Michel Picard, AOC Gevrey-Chambertin, Cote d’Or, Burgundy, France, 2010
Burgundy quality levels
It is often said that there are four levels, whereas the reality is that there are five, becoming spatially smaller in extent as one ascends the (potential) quality pyramid – in the basement are regional, followed by sub-regional or district, then commune or village, premier cru, and at the pinnacle grand cru.
- Regional appellations are labelled with Bourgogne eg Bourgogne Passetoutgrains, or Bourgogne Aligoté. These can only be produced from grapes grown within Burgundy, and may represent a blend from quite a large area. Together, regional and sub-regional or district appellations, below, account for about 40% of total production in Burgundy.
- Sub-regional, also known as district appellations, lie within the Burgundy region, and do not include the word Bourgogne in the AOC title. There are three of what could be termed sub-district levels: in the basement eg AOC Cote de Beaune or AOP Cote Challonaise; then, cross-village appellations, from one or more villages eg AOC Cote de Nuits Villages, and finally in some cases a specific, yet unclassified vineyard, may be mentioned on the label, exactly as eg AOP Cote de Beaune Villages “Les Abesses”.
- Commune, also known as village appellations, account for about 35% of total Burgundy production.
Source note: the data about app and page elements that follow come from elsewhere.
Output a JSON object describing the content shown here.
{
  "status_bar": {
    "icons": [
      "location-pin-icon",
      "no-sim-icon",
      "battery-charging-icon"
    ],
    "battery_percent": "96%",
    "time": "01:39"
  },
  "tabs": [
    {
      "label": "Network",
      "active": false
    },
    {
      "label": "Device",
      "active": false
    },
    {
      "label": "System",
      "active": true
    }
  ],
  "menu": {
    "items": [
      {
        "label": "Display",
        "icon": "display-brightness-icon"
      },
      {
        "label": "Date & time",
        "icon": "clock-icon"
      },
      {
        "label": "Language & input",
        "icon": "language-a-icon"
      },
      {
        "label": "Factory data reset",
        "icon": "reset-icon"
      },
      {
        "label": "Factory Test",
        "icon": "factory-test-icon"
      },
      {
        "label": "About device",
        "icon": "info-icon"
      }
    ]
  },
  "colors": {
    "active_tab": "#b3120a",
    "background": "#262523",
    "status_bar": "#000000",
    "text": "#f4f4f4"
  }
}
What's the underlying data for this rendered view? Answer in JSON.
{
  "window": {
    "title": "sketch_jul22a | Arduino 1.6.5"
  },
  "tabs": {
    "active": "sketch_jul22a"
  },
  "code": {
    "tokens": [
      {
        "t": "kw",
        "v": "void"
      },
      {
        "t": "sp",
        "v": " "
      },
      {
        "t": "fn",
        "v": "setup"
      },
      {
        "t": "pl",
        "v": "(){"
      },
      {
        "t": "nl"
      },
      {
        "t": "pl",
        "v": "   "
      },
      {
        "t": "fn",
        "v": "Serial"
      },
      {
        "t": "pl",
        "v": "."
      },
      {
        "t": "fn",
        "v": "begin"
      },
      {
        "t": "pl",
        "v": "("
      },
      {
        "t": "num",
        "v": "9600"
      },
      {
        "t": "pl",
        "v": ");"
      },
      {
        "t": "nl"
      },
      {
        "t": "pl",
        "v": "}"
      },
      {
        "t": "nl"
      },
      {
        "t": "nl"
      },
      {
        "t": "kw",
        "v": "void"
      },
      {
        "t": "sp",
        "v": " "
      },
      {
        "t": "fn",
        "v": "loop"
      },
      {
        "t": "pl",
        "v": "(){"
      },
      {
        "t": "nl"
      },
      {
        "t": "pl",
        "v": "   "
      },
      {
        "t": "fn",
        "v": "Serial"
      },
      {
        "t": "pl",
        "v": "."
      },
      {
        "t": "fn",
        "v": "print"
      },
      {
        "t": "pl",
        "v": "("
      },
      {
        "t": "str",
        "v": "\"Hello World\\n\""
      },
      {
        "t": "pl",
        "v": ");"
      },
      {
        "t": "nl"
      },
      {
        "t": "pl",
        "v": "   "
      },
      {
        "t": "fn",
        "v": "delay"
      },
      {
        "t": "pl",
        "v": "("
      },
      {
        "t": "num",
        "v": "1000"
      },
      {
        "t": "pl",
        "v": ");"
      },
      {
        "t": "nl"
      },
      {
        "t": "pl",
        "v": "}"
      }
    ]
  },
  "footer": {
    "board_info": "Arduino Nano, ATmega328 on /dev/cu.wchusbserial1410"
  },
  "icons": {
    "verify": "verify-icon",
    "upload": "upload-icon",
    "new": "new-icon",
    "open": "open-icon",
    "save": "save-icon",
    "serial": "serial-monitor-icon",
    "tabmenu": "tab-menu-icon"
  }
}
The appellation name mentions the commune or village name (invariably double-barrelled, for emphasis, eg the village name eg Gevrey, hyphenated with Chambertin, to give eg AOC Gevrey-Chambertin, or AOP Ladoix-Serrigny. Additionally the village name may be appended with that of an individual vineyard, eg Gevrey-Chambertin Creux Brouillard or Gevrey-Chambertin Les Marchais.
- Premier cru represents a step up in quality from commune/village, accounting for about 20% of total production in Burgundy. There are 585 premier crus. The village name is appended with the name of the vineyard and 1er cru eg AOP Gevrey-Chambertin 1er Cru Aux Combottes, or AOC Meursault 1er Cru Les Perrières.
- Grand cru expresses the top-most level of potential quality in the Bourgogne region, drilling right down to an individually named vineyard, they account for less than 5% of total Burgundy production. There are 32 grand crus. The appellation is mentioned on the label as simply the vineyard itself, with no mention of grand cru eg AOC Corton-Charlemagne or AOP Richebourg. Confusingly, some grand cru vineyard names can appear as part of commune/village names.
This wine: lot no. LC130220C, a village wine, varietal pinot noir, coated natural cork closure, 13.5% abv, Vintage Wines, £32 (11/17)
Consumer tasting note: a nose of red fruits edged with hints of liquorice and oak, together with a floral peony and rose dimension, then dried herbs and berries; medium bodied, with notes of cranberry and cherry, then dried red berries edged with bees-wax. Finishes medium. Decant for 30-45 minutes.
WSET style tasting note
Appearance: clear and bright, pale intensity ruby, showing tears; no sediment.
Nose: clean, medium (+) intensity, developing, with aromas as they come, of ripe red cherry, red currant, red liquorice, touches of sweet oak, a floral peony-like lift then hints of tea rose, bees-wax, edge of dried herbs, dried cranberry and earthy currants, and after some time a whiff of toast.
Palate: dry, medium (+) acidity, ripe medium tannins, medium (+) alcohol, medium body, medium (+) intensity, a sensation of sweetness in mid-palate, with flavours of cranberry, red currant, red cherry, a sweet oaky edge, hints of dried red berries and bees-wax. A medium length with a clean red-berried bees-wax-edged finish, with slightly drying tannins and a slight bitterness on the end.
Quality: good, well-balanced acidity and ripe yet slightly drying tannins, with alcohol; good intensity throughout, slightly less concentration, showing moderate complexity from time in wood and bottle, with tertiary notes of bees-wax, dried herbs and dried berries. The mid-palate sweetness does not feed through to the medium finish, which has that slight bitterness on the end.
Drinking readiness/ageing potential: drink now, unsuited to further ageing – the balance is fine(ish), since there is the slightly drying dimension of the tannins and the slight bitterness on the end, which detracts, and of course the length is modest. It will keep for a year.